Whenever he’s out in the community, Jerry Anderson doesn’t need more than a five-minute conversation with someone to solicit material for Turlock’s Charter Cable Local Access Channel 2.
A media production specialist in Stan State’s Office of Information Technology, Anderson’s duties including operating the channel that regularly airs Turlock City Council meetings, Ceres City Council meetings, public service announcements and the like.
In the wake of the stay-at-home order, though, gaps on the channel are no more.
Turlock Unified School District, wanting to keep students connected to their teachers and their schools, approached Anderson about creating videos to run on the channel and “since then it’s been what we call TUSDtv 24/7,” Anderson said.
Spearheaded by Gil Ogden, TUSD’s director of student services, and coordinated by Walnut Elementary School teacher Irene Hales and Turlock High video arts and business teacher Kayla Corona, the district has produced more than 100 hours of programming since mid-March when the stay-at-home order began.
Hales and Corona oversee the taping and editing, Ogden delivers a thumb drive of the videos to Anderson on the University campus, and Anderson loads them to play on television.
The equipment used for the access channel is old, meaning it doesn’t work digitally, so Anderson must take the thumb drive and transfer it to a media player to feed the computer for broadcast.
He doesn’t seem to mind, and he enjoys having the fresh material to broadcast.
“Several teachers are doing things,” Anderson said. “The first episodes they had principals reading books. They do a good job with the editing. They use a green screen and have an image of the book behind the person reading it. There’s a group of exercise videos for older and smaller kids, Spanish lessons, science lessons. One teacher taught about coronavirus.
“And there’s information, like where to get free lunches.”
The lessons, which run from five to 15 minutes, aren’t intended to replace classroom instruction.
“What we wanted to do was keep students engaged and provide enrichment,” Ogden said. “There are a lot of resources on the internet, but we wanted them to see real teachers from Turlock, real administrators, real staff, and we show student pictures.”

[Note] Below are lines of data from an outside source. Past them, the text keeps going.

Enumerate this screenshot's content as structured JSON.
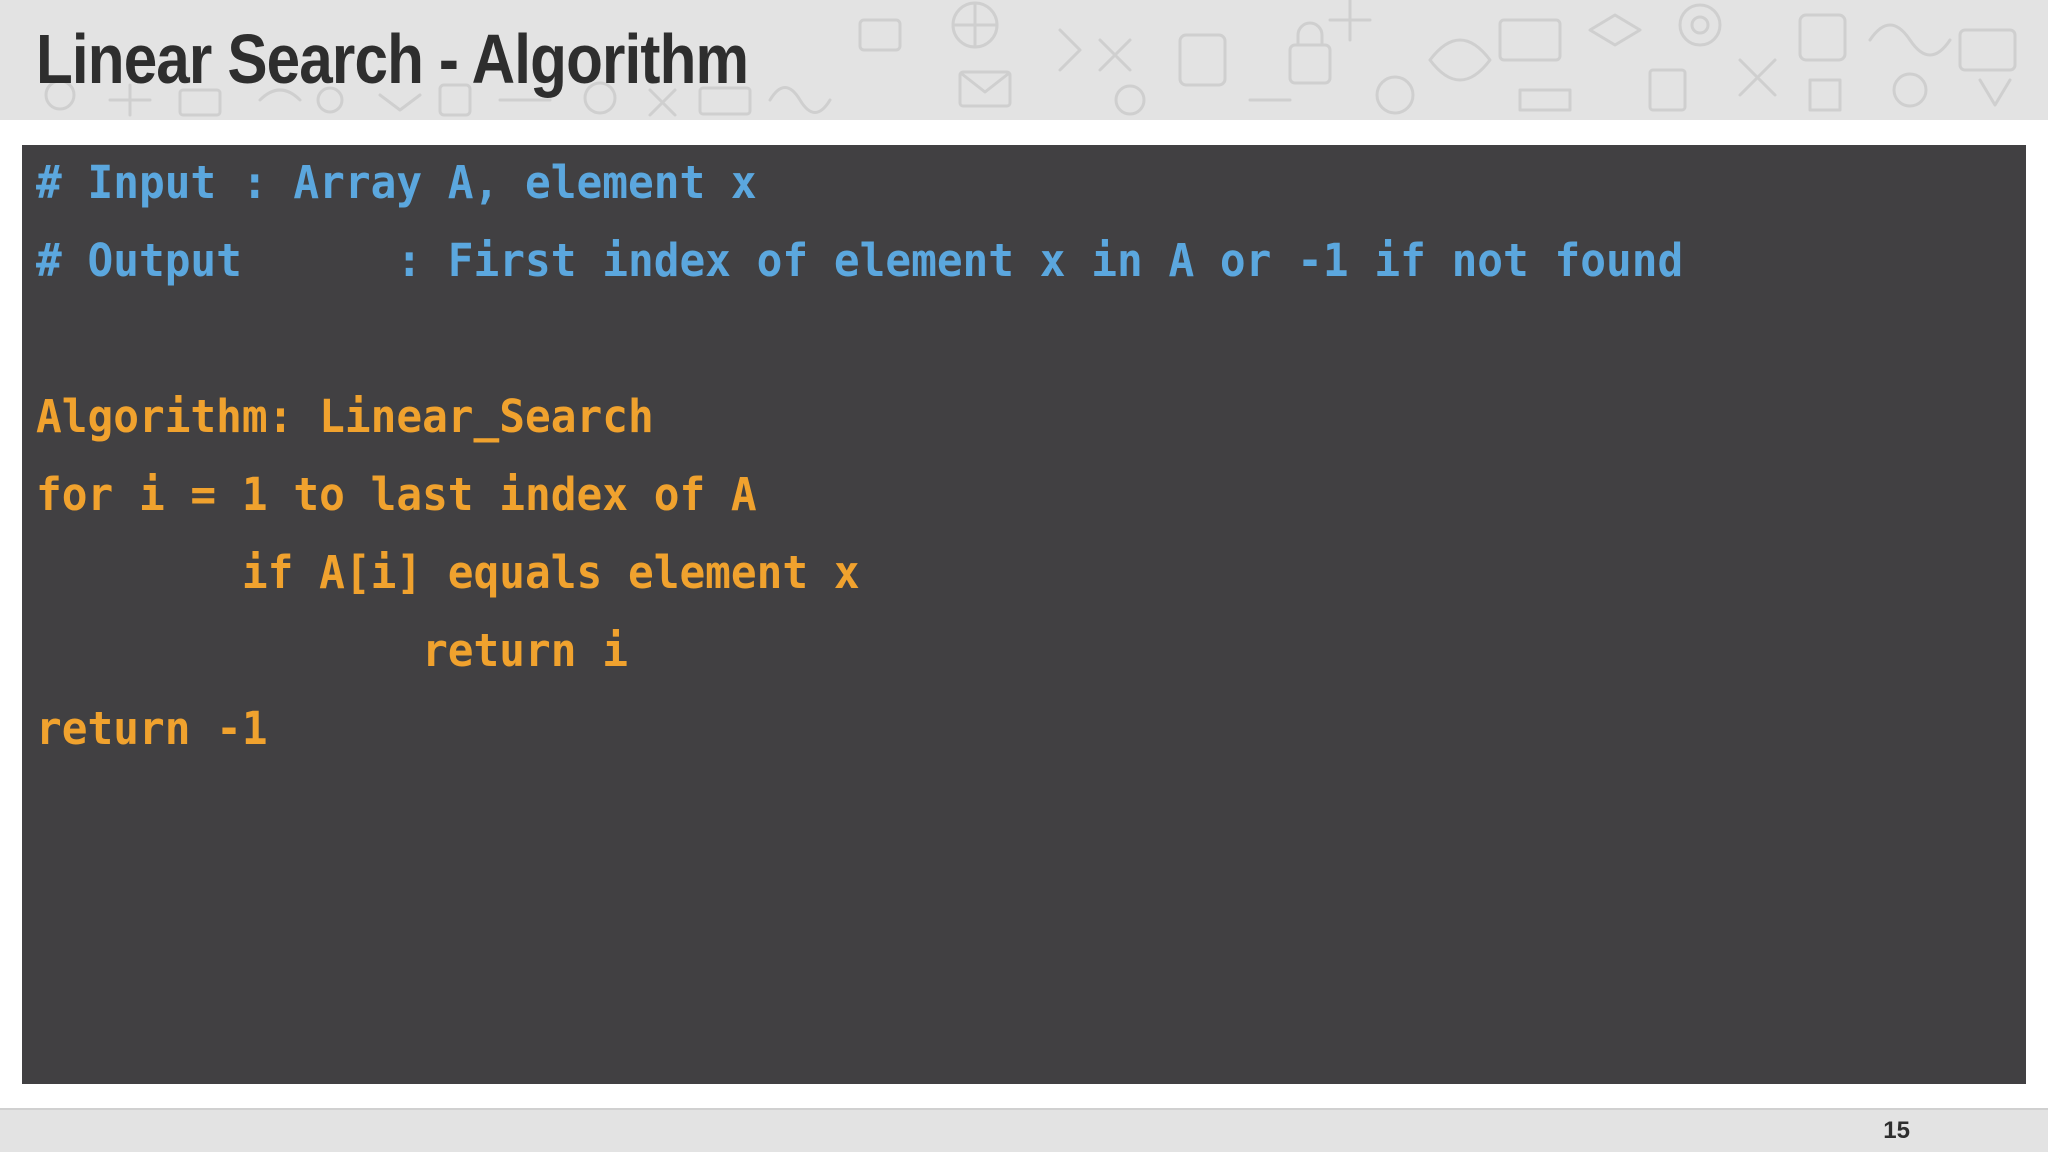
{
  "slide": {
    "title": "Linear Search - Algorithm",
    "page_number": "15"
  },
  "code": {
    "lines": [
      {
        "text": "# Input : Array A, element x",
        "role": "comment"
      },
      {
        "text": "# Output      : First index of element x in A or -1 if not found",
        "role": "comment"
      },
      {
        "text": "",
        "role": "blank"
      },
      {
        "text": "Algorithm: Linear_Search",
        "role": "code"
      },
      {
        "text": "for i = 1 to last index of A",
        "role": "code"
      },
      {
        "text": "        if A[i] equals element x",
        "role": "code"
      },
      {
        "text": "               return i",
        "role": "code"
      },
      {
        "text": "return -1",
        "role": "code"
      }
    ]
  },
  "colors": {
    "comment": "#5ba7de",
    "code": "#f0a22e",
    "panel_background": "#414042",
    "header_background": "#e3e3e3",
    "title": "#2e2e2e"
  }
}
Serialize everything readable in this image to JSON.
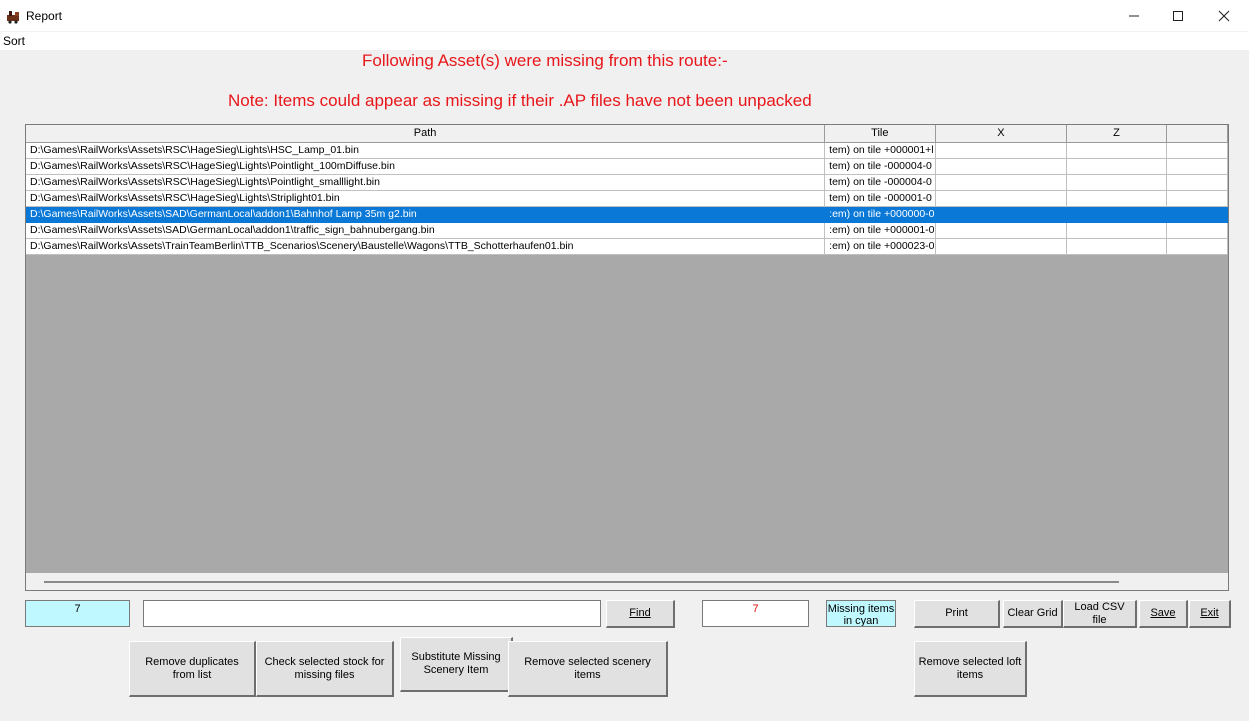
{
  "window": {
    "title": "Report",
    "minimize": "—",
    "maximize": "☐",
    "close": "✕"
  },
  "menu": {
    "sort": "Sort"
  },
  "headings": {
    "line1": "Following Asset(s) were missing from this route:-",
    "line2": "Note: Items could appear as missing if their .AP files have not been unpacked"
  },
  "grid": {
    "columns": [
      "Path",
      "Tile",
      "X",
      "Z",
      ""
    ],
    "rows": [
      {
        "path": "D:\\Games\\RailWorks\\Assets\\RSC\\HageSieg\\Lights\\HSC_Lamp_01.bin",
        "tile": "tem) on tile +000001+l",
        "selected": false
      },
      {
        "path": "D:\\Games\\RailWorks\\Assets\\RSC\\HageSieg\\Lights\\Pointlight_100mDiffuse.bin",
        "tile": "tem) on tile -000004-0",
        "selected": false
      },
      {
        "path": "D:\\Games\\RailWorks\\Assets\\RSC\\HageSieg\\Lights\\Pointlight_smalllight.bin",
        "tile": "tem) on tile -000004-0",
        "selected": false
      },
      {
        "path": "D:\\Games\\RailWorks\\Assets\\RSC\\HageSieg\\Lights\\Striplight01.bin",
        "tile": "tem) on tile -000001-0",
        "selected": false
      },
      {
        "path": "D:\\Games\\RailWorks\\Assets\\SAD\\GermanLocal\\addon1\\Bahnhof Lamp 35m g2.bin",
        "tile": ":em) on tile +000000-0",
        "selected": true
      },
      {
        "path": "D:\\Games\\RailWorks\\Assets\\SAD\\GermanLocal\\addon1\\traffic_sign_bahnubergang.bin",
        "tile": ":em) on tile +000001-0",
        "selected": false
      },
      {
        "path": "D:\\Games\\RailWorks\\Assets\\TrainTeamBerlin\\TTB_Scenarios\\Scenery\\Baustelle\\Wagons\\TTB_Schotterhaufen01.bin",
        "tile": ":em) on tile +000023-0",
        "selected": false
      }
    ]
  },
  "controls": {
    "count_left": "7",
    "find_value": "",
    "find_label": "Find",
    "count_right": "7",
    "legend_cyan": "Missing items in cyan",
    "print": "Print",
    "clear_grid": "Clear Grid",
    "load_csv": "Load CSV file",
    "save": "Save",
    "exit": "Exit",
    "remove_duplicates": "Remove duplicates from list",
    "check_stock": "Check selected stock for missing files",
    "substitute": "Substitute Missing Scenery Item",
    "remove_scenery": "Remove selected scenery items",
    "remove_loft": "Remove selected loft items"
  },
  "colors": {
    "heading": "#e8161a",
    "selection": "#0a78d7",
    "cyan": "#bff9ff",
    "grid_empty": "#a9a9a9"
  }
}
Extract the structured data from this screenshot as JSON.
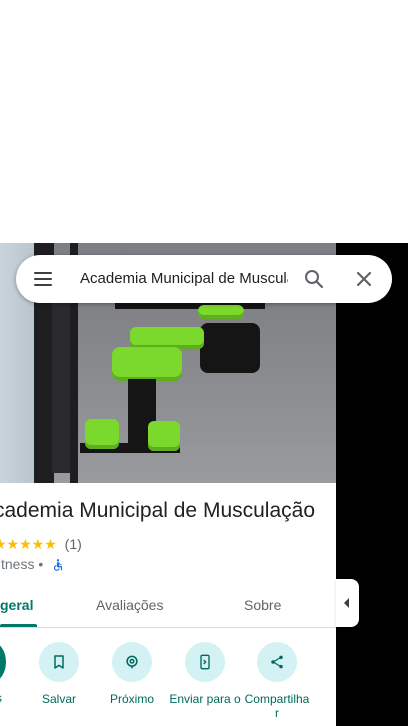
{
  "search": {
    "query": "Academia Municipal de Musculação"
  },
  "place": {
    "title": "Academia Municipal de Musculação",
    "rating_count": "(1)",
    "category": "fitness •",
    "stars": "★★★★★"
  },
  "tabs": [
    {
      "label": "geral",
      "active": true
    },
    {
      "label": "Avaliações",
      "active": false
    },
    {
      "label": "Sobre",
      "active": false
    }
  ],
  "actions": [
    {
      "label": "s",
      "icon": "directions-icon"
    },
    {
      "label": "Salvar",
      "icon": "bookmark-icon"
    },
    {
      "label": "Próximo",
      "icon": "nearby-icon"
    },
    {
      "label": "Enviar para o",
      "icon": "send-to-phone-icon"
    },
    {
      "label": "Compartilha r",
      "icon": "share-icon"
    }
  ],
  "colors": {
    "accent": "#00796b",
    "action_bg": "#d4f1f4",
    "star": "#fbbc04",
    "equipment_pad": "#7bd82c"
  }
}
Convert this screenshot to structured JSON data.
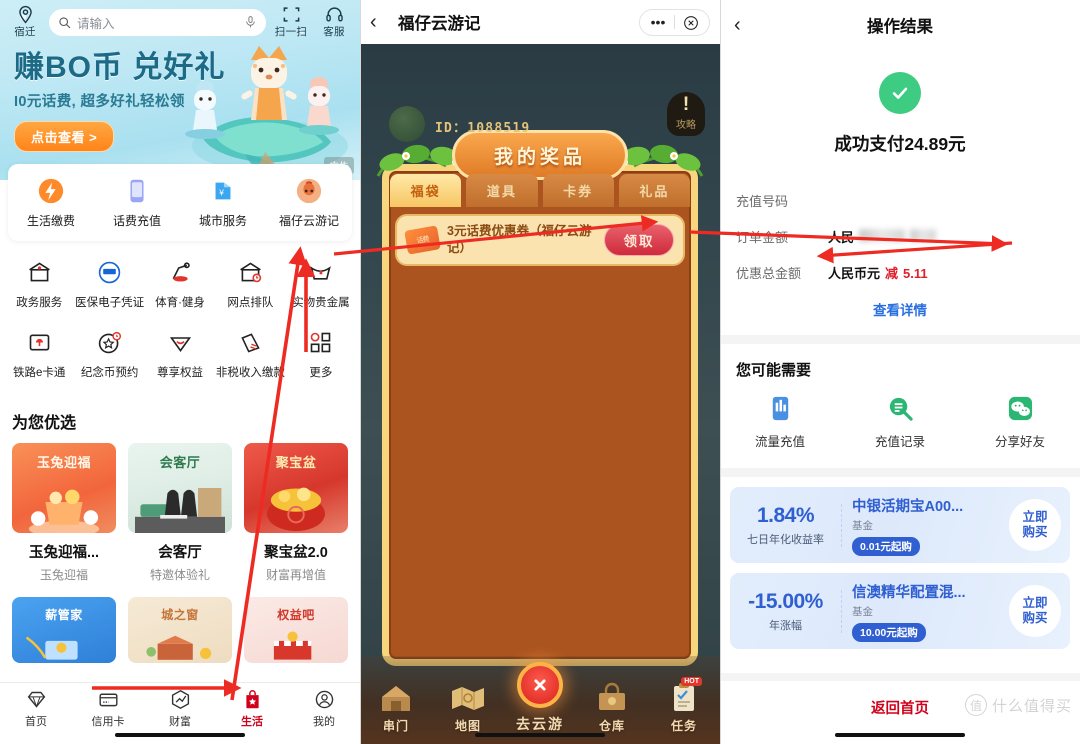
{
  "left": {
    "location": "宿迁",
    "search": {
      "placeholder": "请输入",
      "icon": "search-icon",
      "mic": "microphone-icon"
    },
    "scan": "扫一扫",
    "service": "客服",
    "hero": {
      "headline": "赚BO币 兑好礼",
      "subline": "I0元话费, 超多好礼轻松领",
      "cta": "点击查看 >",
      "ad_tag": "广告"
    },
    "quick_services": [
      {
        "label": "生活缴费",
        "icon": "utility-payment-icon"
      },
      {
        "label": "话费充值",
        "icon": "phone-topup-icon"
      },
      {
        "label": "城市服务",
        "icon": "city-service-icon"
      },
      {
        "label": "福仔云游记",
        "icon": "fuzai-game-icon"
      }
    ],
    "grid": [
      [
        {
          "label": "政务服务",
          "icon": "government-icon"
        },
        {
          "label": "医保电子凭证",
          "icon": "medical-insurance-icon"
        },
        {
          "label": "体育·健身",
          "icon": "fitness-icon"
        },
        {
          "label": "网点排队",
          "icon": "branch-queue-icon"
        },
        {
          "label": "实物贵金属",
          "icon": "precious-metal-icon"
        }
      ],
      [
        {
          "label": "铁路e卡通",
          "icon": "railway-card-icon"
        },
        {
          "label": "纪念币预约",
          "icon": "coin-reservation-icon"
        },
        {
          "label": "尊享权益",
          "icon": "privilege-icon"
        },
        {
          "label": "非税收入缴款",
          "icon": "nontax-payment-icon"
        },
        {
          "label": "更多",
          "icon": "more-icon"
        }
      ]
    ],
    "section_title": "为您优选",
    "cards": [
      {
        "badge": "玉兔迎福",
        "title": "玉兔迎福...",
        "sub": "玉兔迎福"
      },
      {
        "badge": "会客厅",
        "title": "会客厅",
        "sub": "特邀体验礼"
      },
      {
        "badge": "聚宝盆",
        "title": "聚宝盆2.0",
        "sub": "财富再增值"
      }
    ],
    "cards2": [
      {
        "badge": "薪管家"
      },
      {
        "badge": "城之窗"
      },
      {
        "badge": "权益吧"
      }
    ],
    "tabs": [
      {
        "label": "首页",
        "icon": "diamond-icon",
        "active": false
      },
      {
        "label": "信用卡",
        "icon": "credit-card-icon",
        "active": false
      },
      {
        "label": "财富",
        "icon": "wealth-icon",
        "active": false
      },
      {
        "label": "生活",
        "icon": "life-bag-icon",
        "active": true
      },
      {
        "label": "我的",
        "icon": "profile-icon",
        "active": false
      }
    ]
  },
  "middle": {
    "header": {
      "back": "‹",
      "title": "福仔云游记",
      "more": "•••",
      "close": "close-icon"
    },
    "player_id": "ID：1088519",
    "guide": {
      "mark": "!",
      "label": "攻略"
    },
    "board_title": "我的奖品",
    "game_tabs": [
      {
        "label": "福袋",
        "active": true
      },
      {
        "label": "道具",
        "active": false
      },
      {
        "label": "卡券",
        "active": false
      },
      {
        "label": "礼品",
        "active": false
      }
    ],
    "prize": {
      "icon_text": "话费",
      "name": "3元话费优惠券（福仔云游记）",
      "button": "领取"
    },
    "bottom_nav": [
      {
        "label": "串门",
        "icon": "house-visit-icon"
      },
      {
        "label": "地图",
        "icon": "map-icon"
      },
      {
        "label": "去云游",
        "icon": "close-x-icon",
        "center": true
      },
      {
        "label": "仓库",
        "icon": "warehouse-icon"
      },
      {
        "label": "任务",
        "icon": "task-icon",
        "badge": "HOT"
      }
    ]
  },
  "right": {
    "header": {
      "back": "‹",
      "title": "操作结果"
    },
    "result": {
      "icon": "check-circle-icon",
      "text": "成功支付24.89元"
    },
    "rows": [
      {
        "key": "充值号码",
        "value": "",
        "masked": false
      },
      {
        "key": "订单金额",
        "value": "人民",
        "masked": true
      },
      {
        "key": "优惠总金额",
        "value": "人民币元",
        "discount_label": "减",
        "discount": "5.11",
        "masked": false
      }
    ],
    "detail_link": "查看详情",
    "needs_title": "您可能需要",
    "needs": [
      {
        "label": "流量充值",
        "icon": "data-plan-icon"
      },
      {
        "label": "充值记录",
        "icon": "recharge-history-icon"
      },
      {
        "label": "分享好友",
        "icon": "wechat-share-icon"
      }
    ],
    "funds": [
      {
        "percent": "1.84%",
        "percent_label": "七日年化收益率",
        "name": "中银活期宝A00...",
        "type": "基金",
        "min": "0.01元起购",
        "buy": "立即购买"
      },
      {
        "percent": "-15.00%",
        "percent_label": "年涨幅",
        "name": "信澳精华配置混...",
        "type": "基金",
        "min": "10.00元起购",
        "buy": "立即购买"
      }
    ],
    "home_link": "返回首页",
    "watermark": {
      "mark": "值",
      "text": "什么值得买"
    }
  },
  "colors": {
    "accent_red": "#d0021b",
    "success_green": "#3ecb82",
    "fund_blue": "#2f5fd0",
    "arrow_red": "#ee2b22"
  }
}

Thus far, about 50 TUSD teachers and administrators have provided lessons, and the innovative step to put them on the cable access channel has drawn praise.
“One of our hosts, Jeff Persons, who does the elementary-level shows, was at Wal-Mart and a parent of a special ed student came up to him and started crying saying, ‘you have been so much help to my son,’” Ogden said.
Additionally, the California Department of Education Tweeted congratulations to TUSD for its innovative production.
For his part, Anderson is delighted to make sure the new content gets on TV.
The University has overseen the broadcasts for the access channel since 1999 as a public service, and Anderson has been responsible for the it since arriving in 2004.
He spent his formative years working for his father’s film processing lab on Sunset Boulevard in Hollywood.
“As soon as I was old enough to do anything in 16 mm film and 70 mm film, I was working in the lab,” Anderson said. “We’d duplicate film and process high school films and USC student films.”
Anderson began working as a Los Angeles Rams cameraman, filming the team’s practices and games, in 1979, the year the NFL franchise played the Pittsburgh Steelers in the 1980 Super Bowl in the nearby Rose Bowl.
“My wife was pregnant with our first (of four) children and then, you had to attend three Lamaze classes to be present for the birth,” Anderson said. “Our third class was on Super Bowl Sunday, so I gave my pass away. Then the Lamaze teacher called and said the fathers had complained so much she was moving the class to the following Sunday. But I’d already given my pass away, so I tell my son all the time how much I loved him that I’d skip the Super Bowl.”
Anderson’s love for investing in the lives of young people comes across in the way he speaks about his work.
While he’s been busy lately as one-of-two OIT staffers on a nearly empty Stan State campus to field calls from faculty or help with Zoom classes, Anderson normally spends part of his time teaching, though he’s not on the faculty.
He hires student workers, often from the communication studies department, to work in OIT.
“They learn how to do front-end TV, how to edit in studio and how to live edit,” Anderson said. “It’s all training for our Commencement ceremonies. We do a 13-camera live shoot of Commencement and it’s all done by students and broadcast on the Cable access channel, Livestream and Facebook Live.
“It gives students hands-on experience. I’ve had a couple students graduate and become anchors. One in New York is an associate producer. When they go in a TV truck, they’re not thrown off as editors and producers.”
Teaching them allows Anderson to follow the same philosophy he uses when he gladly handles the responsibility for Channel 2, which the University does free of charge.
“It’s an opportunity to give-back,” Anderson said. “It’s like umpiring Little League games for free. I don’t have kids in Little League, or grandkids. You just do it to give back.”